(860) 354.-822
riverbend2@earthlink.net

John Battista, M.D. is a Board Certified Psychiatrist who practices in New Milford, Connecticut. In addition he provides psychiatric services to the Staywell Clinic in Waterbury, Connecticut and the Wellspring Foundation in Bethlehem, Connecticut.

Dr. Battista has coordinated the Connecticut Coalition for Universal Health Care since 1999. This coalition advocates for a publicly funded, not-for-profit trust, to administer comprehensive health insurance for all Connecticut residents. Dr. Battista is also the primary author of the Connecticut Health Care Security Act, which would put this universal health care insurance program into effect.

Local Unions Endorsing HR676

  • Western Connecticut Central Labor Council, Waterbury, CT
  • Connecticut AFL-CIO, June 2006

Connecticut State News


Posted on Wednesday, July 12, 2017

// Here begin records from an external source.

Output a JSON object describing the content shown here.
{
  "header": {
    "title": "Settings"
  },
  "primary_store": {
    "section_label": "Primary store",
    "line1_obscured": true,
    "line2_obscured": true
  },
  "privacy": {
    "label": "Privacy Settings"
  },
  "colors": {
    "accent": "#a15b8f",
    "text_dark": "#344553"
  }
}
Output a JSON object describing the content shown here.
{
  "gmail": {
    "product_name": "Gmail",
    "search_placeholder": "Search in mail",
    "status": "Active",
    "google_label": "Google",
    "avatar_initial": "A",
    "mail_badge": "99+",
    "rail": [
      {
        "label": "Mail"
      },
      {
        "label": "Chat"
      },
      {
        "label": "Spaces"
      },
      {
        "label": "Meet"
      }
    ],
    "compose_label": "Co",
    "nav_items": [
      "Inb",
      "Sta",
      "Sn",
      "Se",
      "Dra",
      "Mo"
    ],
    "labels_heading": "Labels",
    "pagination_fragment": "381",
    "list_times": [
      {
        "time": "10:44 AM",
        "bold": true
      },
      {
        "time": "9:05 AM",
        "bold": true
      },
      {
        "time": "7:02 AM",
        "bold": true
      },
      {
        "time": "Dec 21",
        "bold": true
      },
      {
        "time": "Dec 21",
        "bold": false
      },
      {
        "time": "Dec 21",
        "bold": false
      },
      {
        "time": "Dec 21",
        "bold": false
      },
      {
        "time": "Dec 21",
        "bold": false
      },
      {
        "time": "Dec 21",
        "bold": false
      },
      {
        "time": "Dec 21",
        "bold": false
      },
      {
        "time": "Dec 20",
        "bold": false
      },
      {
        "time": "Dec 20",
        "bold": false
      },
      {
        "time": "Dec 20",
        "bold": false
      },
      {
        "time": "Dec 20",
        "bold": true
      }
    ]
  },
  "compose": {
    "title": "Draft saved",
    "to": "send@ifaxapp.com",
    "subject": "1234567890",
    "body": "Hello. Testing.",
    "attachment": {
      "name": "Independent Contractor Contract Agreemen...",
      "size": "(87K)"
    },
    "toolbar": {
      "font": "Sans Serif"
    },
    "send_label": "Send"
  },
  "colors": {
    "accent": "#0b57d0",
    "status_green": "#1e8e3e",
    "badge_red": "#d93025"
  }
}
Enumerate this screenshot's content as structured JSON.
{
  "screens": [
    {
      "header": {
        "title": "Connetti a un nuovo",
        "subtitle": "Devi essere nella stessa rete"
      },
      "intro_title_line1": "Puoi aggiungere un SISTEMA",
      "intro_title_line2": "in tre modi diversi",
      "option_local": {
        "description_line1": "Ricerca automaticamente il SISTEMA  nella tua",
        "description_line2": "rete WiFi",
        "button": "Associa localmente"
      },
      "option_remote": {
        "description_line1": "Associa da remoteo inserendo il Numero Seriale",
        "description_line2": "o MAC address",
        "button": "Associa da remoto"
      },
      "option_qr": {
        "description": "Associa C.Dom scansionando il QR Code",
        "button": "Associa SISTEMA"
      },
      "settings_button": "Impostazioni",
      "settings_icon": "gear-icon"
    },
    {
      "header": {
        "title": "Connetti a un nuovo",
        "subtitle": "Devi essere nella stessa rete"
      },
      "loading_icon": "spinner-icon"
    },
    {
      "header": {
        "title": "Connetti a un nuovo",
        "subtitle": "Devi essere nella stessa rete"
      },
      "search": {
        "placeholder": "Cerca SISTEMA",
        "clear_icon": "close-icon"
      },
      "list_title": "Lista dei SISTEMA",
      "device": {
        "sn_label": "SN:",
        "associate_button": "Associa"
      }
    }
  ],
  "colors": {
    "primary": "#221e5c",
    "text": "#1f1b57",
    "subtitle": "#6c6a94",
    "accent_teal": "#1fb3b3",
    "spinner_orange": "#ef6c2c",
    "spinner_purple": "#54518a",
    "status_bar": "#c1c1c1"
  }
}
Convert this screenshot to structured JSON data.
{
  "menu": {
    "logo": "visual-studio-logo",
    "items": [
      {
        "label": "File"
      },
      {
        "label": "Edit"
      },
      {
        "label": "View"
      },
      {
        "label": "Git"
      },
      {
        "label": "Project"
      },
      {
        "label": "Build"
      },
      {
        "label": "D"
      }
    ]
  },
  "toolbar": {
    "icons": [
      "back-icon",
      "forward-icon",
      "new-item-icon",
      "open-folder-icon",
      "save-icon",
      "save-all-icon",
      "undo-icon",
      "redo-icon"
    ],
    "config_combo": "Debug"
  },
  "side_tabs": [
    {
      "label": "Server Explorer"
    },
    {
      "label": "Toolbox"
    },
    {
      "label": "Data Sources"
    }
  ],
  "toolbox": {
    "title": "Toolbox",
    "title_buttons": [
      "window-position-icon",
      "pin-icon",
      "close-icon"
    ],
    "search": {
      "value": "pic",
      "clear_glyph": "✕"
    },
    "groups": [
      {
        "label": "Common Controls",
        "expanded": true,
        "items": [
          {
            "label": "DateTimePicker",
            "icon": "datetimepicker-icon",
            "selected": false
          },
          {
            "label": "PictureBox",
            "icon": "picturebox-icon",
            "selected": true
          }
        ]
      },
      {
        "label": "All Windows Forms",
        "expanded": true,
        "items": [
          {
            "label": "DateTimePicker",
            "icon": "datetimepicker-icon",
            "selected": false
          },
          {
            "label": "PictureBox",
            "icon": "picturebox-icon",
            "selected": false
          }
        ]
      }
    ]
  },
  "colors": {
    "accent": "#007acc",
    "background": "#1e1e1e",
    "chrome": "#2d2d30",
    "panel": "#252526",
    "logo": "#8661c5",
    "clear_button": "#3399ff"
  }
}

By Justine McCabe, Ph.D., and John R. Battista, M.D. | Connecticut Viewpoints, July 12, 2017
The only viable solution to our ongoing national healthcare crisis has waited in the wings for a long time. Teddy Roosevelt included the idea in his 1912 platform. President Truman proposed it in 1945. President Johnson succeeded – partly – with Medicare.


Posted on Thursday, June 1, 2017

By Harvey Fernbach, M.D., M.P.H. | Yale Medicine, June 1, 2017
Cathy Shufro’s review of EMBRACE, by Gilead Lancaster, M.D. [Yale Medicine, Winter 2017], encouraged me to read it. Although well-intended, the author made two significant errors in his approach to universal health coverage.


Posted on Thursday, August 20, 2015

By Ken Borsuk | Greenwich Time (Old Greenwich, Conn.)
While the battle over the Affordable Care Act might be finished in the courts, it still faces challenges, according to health-policy expert John Hughes.


Posted on Tuesday, February 7, 2012

By Phil Galewitz | Kaiser Health News/USA Today
HARTFORD, Conn. – In the past decade, most states have turned Medicaid over to private insurance plans, hoping they could control costs and improve care. Nearly half of the 60 million people in the government program for the poor are in managed-care plans run by insurance giants such as UnitedHealthcare and Aetna.